Ronnie Davis is a long way from his home in Orlando, Florida. A freshman at Benedictine University, Lisle, Illinois, Davis has his sights set on a career in accounting, his major. “I’m pretty good with numbers,” he says. “I like numbers, and I like a challenge. So, I felt like that was a nice challenge to go for.” After college, Davis hopes to return to the Orlando area, get valuable experience working for an accounting firm and eventually, open his own accounting firm.
One reason he chose Benedictine was the opportunity to play football as an outside linebacker for the Eagles. “I devote at least six days out of seven to football, studying, watching film, being around the guys, weightlifting, everything,” he says. “It’s a way of life for me.”
Another reason he chose Benedictine was the CIC/UPS Scholarship through ACI. That meant leaving his family – not an easy choice, he says — so he could pursue his dreams. “I come from a single-parent home. I have five other siblings. It was like, ‘I need everything I can get in a scholarship.’ I related to the scholarship so that’s what made it easier for me to put my heart and soul into everything to make sure I got that scholarship,” says Davis, who says his family is a strong support for him.
The CIC/UPS Scholarship made a big difference, making it possible for Davis to pay tuition bills so that he could register for new classes. “The scholarship lifted the hold, so I could register for my classes, and fulfill the rest of my classes here at Benedictine,” he says. Without it, Davis says he would have had to take out another loan.
Davis is grateful for the donors who made the scholarship possible. “College is a burden. But with the donor’s help, it makes it easier for us. They’re helping us to do what we want to do, that we dream of doing. So, I would like to thank them,” he says.
A. Montgomery Ward Foundation Scholarship
Originally from the Democratic Republic of Congo, Gracia Neema’s family settled in Galesburg, Illinois, where she grew up. She wanted to attend a small college close to home and chose Quincy University, Quincy, Illinois, where she is planning a career as a pediatrician, majoring in biology with a minor in chemistry.
Neema was inspired to become a doctor by her own pediatrician and her mother, who wanted to be a pediatrician but became an accountant instead. “I kind of want to do it for her. My pediatrician when I was a child was very nice, very helpful, very calming. I like helping people. I like kids, especially,” she says.

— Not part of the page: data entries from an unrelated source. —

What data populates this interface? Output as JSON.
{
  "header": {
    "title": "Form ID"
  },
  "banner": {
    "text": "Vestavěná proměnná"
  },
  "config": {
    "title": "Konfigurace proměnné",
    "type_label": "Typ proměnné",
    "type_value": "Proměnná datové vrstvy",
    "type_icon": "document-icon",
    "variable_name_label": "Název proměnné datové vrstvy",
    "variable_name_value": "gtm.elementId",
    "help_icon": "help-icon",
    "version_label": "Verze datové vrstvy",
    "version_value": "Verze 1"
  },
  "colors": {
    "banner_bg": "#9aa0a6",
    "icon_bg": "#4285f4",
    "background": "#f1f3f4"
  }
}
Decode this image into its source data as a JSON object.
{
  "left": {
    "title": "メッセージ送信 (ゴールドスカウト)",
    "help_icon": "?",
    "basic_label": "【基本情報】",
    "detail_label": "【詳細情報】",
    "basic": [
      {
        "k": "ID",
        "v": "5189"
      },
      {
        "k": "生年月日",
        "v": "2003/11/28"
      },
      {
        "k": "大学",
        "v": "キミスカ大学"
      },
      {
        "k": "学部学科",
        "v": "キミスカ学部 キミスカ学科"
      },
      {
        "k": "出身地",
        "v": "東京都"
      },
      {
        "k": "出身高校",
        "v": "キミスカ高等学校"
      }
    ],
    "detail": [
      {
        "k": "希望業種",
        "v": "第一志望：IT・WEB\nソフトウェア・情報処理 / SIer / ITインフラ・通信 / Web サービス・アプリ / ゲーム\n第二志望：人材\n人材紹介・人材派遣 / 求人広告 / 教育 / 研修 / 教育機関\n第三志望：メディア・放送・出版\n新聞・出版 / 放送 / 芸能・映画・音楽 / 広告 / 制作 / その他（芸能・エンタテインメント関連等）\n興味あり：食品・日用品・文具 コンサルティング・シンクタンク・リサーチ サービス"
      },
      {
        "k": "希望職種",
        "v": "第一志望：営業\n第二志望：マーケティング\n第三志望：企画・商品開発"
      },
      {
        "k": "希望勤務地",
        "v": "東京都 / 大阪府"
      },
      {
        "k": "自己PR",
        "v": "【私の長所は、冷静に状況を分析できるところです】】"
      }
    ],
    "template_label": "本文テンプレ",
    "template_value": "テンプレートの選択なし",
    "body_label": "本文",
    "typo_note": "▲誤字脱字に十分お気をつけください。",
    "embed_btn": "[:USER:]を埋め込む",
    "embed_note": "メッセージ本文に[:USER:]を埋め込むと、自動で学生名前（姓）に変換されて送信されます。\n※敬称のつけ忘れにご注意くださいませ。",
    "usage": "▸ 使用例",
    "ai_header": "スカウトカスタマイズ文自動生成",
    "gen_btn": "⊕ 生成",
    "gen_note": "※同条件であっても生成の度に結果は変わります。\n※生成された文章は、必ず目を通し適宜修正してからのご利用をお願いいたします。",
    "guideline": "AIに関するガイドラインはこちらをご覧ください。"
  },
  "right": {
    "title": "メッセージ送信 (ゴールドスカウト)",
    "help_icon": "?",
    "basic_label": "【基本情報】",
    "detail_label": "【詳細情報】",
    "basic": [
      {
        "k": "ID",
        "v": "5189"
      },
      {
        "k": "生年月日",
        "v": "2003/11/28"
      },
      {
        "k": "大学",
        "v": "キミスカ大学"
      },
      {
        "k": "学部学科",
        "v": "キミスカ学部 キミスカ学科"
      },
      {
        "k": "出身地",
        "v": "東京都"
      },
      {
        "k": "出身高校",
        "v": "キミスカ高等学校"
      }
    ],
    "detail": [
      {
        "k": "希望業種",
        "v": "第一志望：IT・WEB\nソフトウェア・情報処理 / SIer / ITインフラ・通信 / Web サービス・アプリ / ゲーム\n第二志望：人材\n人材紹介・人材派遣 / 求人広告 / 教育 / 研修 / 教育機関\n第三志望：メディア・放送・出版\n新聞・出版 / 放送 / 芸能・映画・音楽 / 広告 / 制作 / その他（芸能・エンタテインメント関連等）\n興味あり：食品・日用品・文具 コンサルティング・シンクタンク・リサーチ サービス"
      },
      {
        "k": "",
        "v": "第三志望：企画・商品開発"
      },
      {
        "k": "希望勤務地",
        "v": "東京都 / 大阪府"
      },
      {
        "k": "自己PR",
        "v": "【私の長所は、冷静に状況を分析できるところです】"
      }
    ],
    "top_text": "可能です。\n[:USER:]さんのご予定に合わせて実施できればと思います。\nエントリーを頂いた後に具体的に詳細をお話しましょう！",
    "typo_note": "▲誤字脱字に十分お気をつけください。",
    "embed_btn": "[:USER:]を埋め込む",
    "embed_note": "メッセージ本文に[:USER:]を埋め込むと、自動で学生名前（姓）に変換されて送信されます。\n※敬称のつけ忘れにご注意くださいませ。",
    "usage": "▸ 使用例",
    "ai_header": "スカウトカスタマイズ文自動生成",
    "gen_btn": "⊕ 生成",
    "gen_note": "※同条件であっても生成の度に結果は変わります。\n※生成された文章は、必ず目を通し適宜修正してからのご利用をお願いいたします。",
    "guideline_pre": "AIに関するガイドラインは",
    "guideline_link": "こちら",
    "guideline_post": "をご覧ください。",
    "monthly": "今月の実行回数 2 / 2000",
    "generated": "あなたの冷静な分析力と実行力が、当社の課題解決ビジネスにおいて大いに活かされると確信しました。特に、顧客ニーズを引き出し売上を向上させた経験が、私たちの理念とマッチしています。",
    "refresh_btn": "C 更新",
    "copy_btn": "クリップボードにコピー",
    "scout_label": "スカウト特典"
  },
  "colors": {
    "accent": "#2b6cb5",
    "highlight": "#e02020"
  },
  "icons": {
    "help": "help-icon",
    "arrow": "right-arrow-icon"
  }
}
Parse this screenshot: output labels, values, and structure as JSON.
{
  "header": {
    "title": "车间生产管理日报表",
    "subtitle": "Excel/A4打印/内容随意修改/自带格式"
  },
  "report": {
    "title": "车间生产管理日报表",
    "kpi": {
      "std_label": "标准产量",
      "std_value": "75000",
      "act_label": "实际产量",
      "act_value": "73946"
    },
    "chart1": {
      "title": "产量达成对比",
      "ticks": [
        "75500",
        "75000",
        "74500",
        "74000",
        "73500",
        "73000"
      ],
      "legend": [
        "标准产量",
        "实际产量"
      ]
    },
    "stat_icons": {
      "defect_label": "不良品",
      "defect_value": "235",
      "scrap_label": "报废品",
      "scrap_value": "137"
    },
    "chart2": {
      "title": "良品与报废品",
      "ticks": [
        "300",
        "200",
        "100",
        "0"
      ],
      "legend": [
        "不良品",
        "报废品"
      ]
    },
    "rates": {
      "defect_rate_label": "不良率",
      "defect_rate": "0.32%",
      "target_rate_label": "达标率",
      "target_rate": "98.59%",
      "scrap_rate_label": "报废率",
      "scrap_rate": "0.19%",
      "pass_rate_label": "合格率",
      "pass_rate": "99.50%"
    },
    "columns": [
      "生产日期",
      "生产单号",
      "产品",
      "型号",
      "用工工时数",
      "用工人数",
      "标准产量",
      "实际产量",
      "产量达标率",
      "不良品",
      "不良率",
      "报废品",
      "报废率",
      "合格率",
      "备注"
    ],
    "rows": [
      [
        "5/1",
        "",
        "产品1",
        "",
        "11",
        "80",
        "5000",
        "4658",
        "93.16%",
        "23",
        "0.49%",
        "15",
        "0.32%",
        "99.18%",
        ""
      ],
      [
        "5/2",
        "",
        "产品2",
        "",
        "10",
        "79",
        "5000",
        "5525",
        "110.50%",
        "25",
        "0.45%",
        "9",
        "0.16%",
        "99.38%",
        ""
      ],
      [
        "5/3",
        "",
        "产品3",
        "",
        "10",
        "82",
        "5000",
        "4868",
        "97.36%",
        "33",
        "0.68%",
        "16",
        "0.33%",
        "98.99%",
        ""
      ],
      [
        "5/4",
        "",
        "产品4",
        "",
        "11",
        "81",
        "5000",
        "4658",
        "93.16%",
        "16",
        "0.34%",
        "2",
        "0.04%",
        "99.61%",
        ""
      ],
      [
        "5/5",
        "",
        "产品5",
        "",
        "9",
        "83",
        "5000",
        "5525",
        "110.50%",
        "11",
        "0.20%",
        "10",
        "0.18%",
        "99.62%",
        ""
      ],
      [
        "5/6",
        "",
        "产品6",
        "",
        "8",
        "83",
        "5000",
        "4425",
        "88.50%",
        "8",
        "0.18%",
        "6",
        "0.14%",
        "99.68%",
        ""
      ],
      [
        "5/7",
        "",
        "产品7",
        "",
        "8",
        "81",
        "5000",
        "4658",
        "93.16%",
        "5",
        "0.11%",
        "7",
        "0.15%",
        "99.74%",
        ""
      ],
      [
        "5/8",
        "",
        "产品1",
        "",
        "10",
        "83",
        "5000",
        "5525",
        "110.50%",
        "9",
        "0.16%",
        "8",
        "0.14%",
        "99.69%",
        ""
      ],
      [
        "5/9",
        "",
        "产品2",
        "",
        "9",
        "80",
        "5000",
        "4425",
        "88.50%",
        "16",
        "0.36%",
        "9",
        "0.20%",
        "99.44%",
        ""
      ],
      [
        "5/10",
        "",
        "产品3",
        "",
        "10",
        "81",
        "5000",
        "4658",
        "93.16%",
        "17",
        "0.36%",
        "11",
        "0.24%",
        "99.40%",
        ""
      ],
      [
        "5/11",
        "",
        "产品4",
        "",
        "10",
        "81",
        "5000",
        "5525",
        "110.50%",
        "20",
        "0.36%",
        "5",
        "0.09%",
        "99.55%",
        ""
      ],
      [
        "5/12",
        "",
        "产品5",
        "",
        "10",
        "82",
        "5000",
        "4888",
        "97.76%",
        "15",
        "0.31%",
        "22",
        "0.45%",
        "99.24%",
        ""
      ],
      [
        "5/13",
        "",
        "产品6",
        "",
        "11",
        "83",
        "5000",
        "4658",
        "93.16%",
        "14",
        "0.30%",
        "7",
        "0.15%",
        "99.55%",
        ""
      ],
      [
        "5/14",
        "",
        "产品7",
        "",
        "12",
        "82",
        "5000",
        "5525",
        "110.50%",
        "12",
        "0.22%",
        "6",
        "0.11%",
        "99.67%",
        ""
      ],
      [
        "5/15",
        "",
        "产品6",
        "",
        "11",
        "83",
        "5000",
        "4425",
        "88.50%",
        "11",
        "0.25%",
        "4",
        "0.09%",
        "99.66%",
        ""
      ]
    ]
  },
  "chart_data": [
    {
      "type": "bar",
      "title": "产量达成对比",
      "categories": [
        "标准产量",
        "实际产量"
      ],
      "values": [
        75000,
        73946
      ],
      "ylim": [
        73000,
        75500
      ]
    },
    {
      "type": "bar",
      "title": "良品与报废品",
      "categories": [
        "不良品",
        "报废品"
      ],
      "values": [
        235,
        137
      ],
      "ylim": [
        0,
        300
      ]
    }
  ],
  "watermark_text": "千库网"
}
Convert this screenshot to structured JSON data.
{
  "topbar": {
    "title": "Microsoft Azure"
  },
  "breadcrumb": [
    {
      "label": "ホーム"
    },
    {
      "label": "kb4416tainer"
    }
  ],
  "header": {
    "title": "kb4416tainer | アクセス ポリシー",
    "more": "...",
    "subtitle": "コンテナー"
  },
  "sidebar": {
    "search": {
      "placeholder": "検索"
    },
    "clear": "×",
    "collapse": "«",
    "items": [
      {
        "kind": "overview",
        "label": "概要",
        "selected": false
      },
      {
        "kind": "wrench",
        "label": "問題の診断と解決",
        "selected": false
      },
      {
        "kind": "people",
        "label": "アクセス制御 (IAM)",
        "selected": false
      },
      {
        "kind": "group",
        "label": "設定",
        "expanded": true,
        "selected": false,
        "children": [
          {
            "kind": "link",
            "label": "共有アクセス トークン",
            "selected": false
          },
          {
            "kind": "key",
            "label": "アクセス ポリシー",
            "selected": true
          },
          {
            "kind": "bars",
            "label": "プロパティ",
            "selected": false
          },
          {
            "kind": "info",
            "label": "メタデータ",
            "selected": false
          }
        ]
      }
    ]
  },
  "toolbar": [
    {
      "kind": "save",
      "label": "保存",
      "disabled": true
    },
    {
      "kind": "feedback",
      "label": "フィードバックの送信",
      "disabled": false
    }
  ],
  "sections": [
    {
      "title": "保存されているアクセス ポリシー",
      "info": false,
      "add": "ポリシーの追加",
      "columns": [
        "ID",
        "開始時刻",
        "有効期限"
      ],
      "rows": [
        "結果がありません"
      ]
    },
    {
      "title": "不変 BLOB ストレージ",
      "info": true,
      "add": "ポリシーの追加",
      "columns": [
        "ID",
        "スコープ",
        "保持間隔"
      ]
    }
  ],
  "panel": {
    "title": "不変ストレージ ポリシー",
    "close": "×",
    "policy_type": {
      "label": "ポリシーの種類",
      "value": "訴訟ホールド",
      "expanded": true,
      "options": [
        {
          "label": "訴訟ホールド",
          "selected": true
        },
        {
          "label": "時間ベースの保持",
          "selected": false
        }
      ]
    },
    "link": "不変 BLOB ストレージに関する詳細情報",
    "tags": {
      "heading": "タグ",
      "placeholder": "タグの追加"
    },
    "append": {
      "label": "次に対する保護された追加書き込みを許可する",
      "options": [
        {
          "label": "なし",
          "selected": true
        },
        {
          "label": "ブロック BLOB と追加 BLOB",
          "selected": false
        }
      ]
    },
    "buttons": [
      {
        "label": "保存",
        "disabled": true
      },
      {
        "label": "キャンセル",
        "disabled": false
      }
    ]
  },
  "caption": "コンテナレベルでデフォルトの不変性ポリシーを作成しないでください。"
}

“I want to be able to go back to my country in Africa and build a hospital and maybe a school next to it,” Neema says. “I also want to practice somewhere here in Illinois at first and try to go to med school or P.A. school in-state, too.” Neema says the hospital she wants to build will focus foremost on patient care.
The A. Montgomery Ward Foundation scholarship has helped Neema pay for tuition expenses at Quincy. “Being from a family of five, it really helps my family to know that’s a couple of hundred more dollars off that they don’t have to worry about,” she says. Neema has other scholarships to pay for tuition and is thankful for donors who make the scholarships possible. She hopes one day to provide scholarships for future students. “We really do appreciate it,” she says.
Neema is involved in a variety of activities at Quincy University. She participates in the Black Student Union, Quincy University Special Olympics, is a multicultural ambassador, a resident assistant and is participates in the Campus Activity Board. She is also in chemistry club and a Connect Mentor, serving as an ambassador for the school.